American Airlines (AA) began experimenting with a mobile device — called Your Assistance Delivered Anywhere (YADA for short) — in July 2009 at Boston Logan airport to prevent long lines at check-in counters and self-service kiosks. The YADA handheld let’s AA staff check real-time flight status, provide connecting information, display maps of other airports and print boarding passes and baggage tags for customers checking in. The device, the size of a large cellphone, is attached to a small printer that hangs from the belt of the airline employee. Read full article »
10 November 2009 | Inflight Wi-Fi seriously took off in the past year in the U.S, with about 600 domestic aircraft currently equipped with inflight broadband (for the majority provided by Aircell’s GoGo). To make the flying public familiar with the new service, GoGo and U.S. carriers have been handing out complimentary promotional codes, so passengers can try the service first for free. AirTran gives passengers that buy one inflight Wi-Fi session their second session for free.
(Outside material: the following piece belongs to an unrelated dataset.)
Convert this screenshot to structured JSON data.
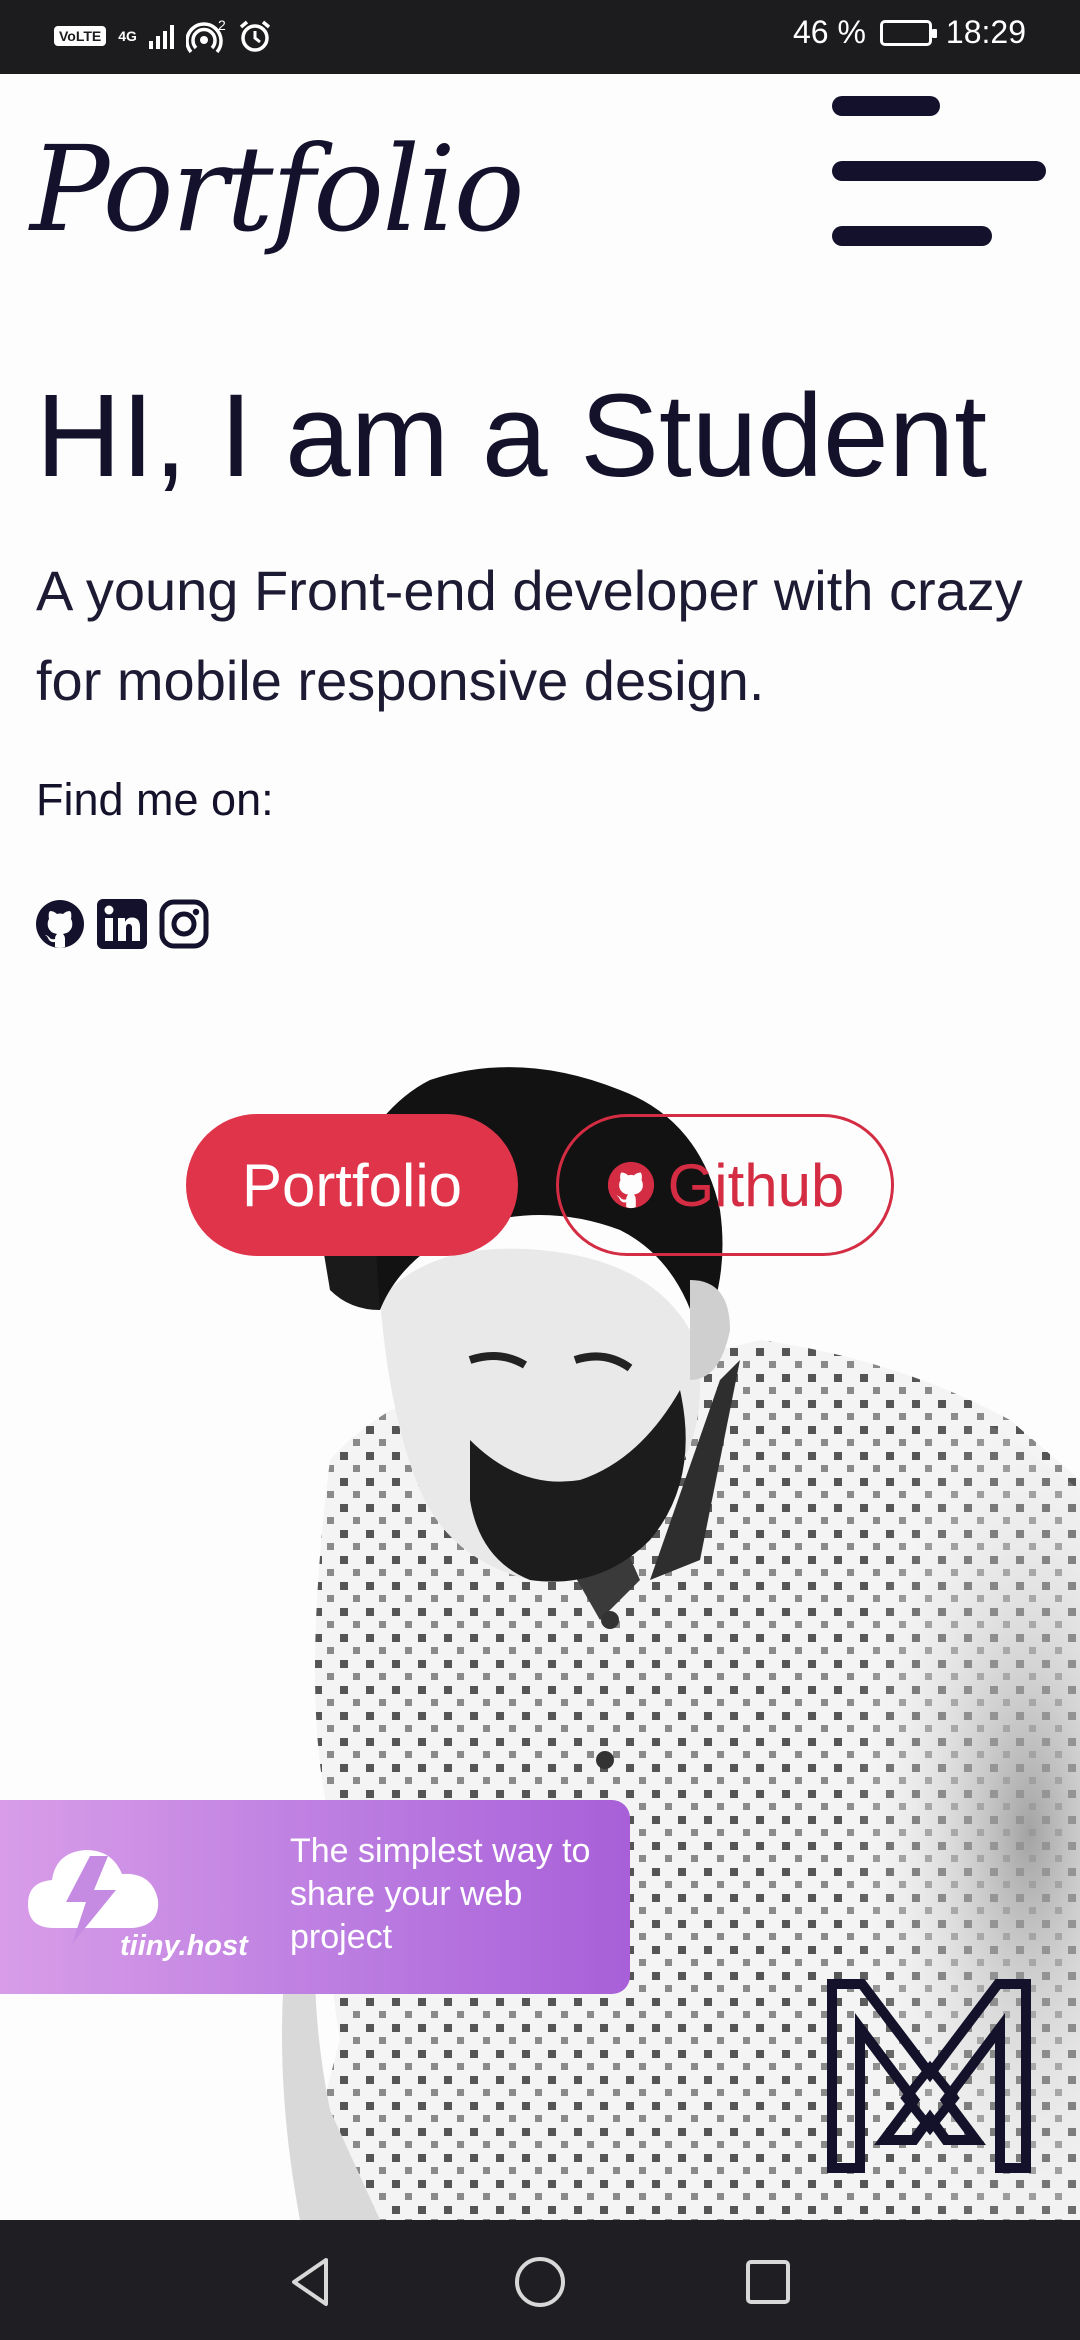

And GoGo and Delta offered free Wi-Fi on National Breast Cancer Day (October 31), donating USD1 for each free session that day to The Breast Cancer Research Foundation.
While these one-off offers might get some passengers interested to pay between USD6 and USD13 to stay connected in the air, airlines and advertisers are teaming up to offer inflight Internet for free. Part of a trend, dubbed ‘Free Love’ by trendwatching.com, brands pick up the tab to offer passengers free inflight Wi-Fi. Everyone wins: travelers get free access, brands are able to reach an audience in a new way and airlines are able to build awareness about the Wi-Fi service via a new channel. Read full article »